** Required action **
The answer must be every line from the entries below that includes "shown".

= Beginning of Section =

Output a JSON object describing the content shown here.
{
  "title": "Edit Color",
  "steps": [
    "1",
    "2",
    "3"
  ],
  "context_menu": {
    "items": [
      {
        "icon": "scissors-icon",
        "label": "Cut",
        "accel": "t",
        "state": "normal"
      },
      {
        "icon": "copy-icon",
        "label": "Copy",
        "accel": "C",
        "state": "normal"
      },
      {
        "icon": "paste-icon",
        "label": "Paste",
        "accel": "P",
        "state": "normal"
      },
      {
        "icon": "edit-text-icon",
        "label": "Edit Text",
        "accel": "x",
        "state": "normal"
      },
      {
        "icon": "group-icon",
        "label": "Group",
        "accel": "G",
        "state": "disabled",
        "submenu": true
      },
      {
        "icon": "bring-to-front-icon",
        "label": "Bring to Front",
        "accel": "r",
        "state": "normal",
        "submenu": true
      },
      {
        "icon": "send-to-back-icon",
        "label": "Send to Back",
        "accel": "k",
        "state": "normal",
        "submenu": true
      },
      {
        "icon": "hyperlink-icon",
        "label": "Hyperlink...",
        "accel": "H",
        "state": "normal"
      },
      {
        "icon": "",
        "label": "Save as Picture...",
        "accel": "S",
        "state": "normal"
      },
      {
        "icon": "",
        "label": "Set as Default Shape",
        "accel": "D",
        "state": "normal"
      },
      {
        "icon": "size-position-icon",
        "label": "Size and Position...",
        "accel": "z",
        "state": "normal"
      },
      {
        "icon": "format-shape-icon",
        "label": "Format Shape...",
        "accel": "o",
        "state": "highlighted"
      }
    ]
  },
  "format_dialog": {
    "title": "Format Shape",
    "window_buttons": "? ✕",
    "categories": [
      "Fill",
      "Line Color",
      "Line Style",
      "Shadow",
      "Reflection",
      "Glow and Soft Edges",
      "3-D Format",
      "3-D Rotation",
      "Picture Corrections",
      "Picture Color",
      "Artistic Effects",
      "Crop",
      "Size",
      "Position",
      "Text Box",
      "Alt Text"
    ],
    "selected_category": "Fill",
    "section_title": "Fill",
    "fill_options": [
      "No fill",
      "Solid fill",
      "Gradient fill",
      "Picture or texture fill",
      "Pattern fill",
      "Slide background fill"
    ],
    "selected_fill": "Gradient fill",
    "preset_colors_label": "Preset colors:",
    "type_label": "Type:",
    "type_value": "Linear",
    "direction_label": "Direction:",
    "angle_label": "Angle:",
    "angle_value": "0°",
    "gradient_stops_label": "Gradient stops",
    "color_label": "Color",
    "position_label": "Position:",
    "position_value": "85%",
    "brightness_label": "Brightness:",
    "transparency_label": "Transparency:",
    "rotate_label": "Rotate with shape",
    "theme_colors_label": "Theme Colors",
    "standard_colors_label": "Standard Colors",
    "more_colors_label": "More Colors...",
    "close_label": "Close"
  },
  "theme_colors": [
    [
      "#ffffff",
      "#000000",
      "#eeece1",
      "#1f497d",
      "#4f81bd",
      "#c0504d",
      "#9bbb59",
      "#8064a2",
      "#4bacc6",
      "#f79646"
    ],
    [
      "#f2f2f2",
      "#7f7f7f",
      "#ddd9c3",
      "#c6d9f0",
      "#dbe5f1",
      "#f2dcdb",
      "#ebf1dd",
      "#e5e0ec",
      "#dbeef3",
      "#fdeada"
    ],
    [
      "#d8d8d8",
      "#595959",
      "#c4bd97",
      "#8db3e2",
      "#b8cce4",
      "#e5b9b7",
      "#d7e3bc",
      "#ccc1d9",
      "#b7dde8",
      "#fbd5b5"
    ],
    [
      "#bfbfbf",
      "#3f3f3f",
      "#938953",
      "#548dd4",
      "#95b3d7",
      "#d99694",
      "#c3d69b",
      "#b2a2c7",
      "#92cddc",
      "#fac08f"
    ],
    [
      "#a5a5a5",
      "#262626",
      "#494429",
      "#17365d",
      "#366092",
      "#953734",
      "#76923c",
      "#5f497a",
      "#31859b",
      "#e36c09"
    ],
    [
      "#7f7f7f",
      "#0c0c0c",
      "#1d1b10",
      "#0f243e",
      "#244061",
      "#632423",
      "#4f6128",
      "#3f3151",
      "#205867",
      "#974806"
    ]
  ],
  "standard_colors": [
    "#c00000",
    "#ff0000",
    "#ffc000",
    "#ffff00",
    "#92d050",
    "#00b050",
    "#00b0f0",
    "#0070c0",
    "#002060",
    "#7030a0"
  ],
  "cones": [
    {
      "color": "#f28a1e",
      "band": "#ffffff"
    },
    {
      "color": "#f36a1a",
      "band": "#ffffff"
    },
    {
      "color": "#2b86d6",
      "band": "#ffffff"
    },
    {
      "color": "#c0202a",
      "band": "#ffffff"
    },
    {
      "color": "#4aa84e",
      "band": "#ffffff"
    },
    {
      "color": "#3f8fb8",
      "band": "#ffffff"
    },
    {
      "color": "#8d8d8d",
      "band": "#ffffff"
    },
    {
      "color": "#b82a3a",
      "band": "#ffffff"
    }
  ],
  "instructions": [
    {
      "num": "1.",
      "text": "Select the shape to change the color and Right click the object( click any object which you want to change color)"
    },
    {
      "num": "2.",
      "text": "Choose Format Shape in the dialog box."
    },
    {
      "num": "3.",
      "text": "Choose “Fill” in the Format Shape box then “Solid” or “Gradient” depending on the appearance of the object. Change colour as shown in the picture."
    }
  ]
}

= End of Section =

** Exercise solution **
Output a JSON object describing the content shown here.
      "text": "Choose “Fill” in the Format Shape box then “Solid” or “Gradient” depending on the appearance of the object. Change colour as shown in the picture."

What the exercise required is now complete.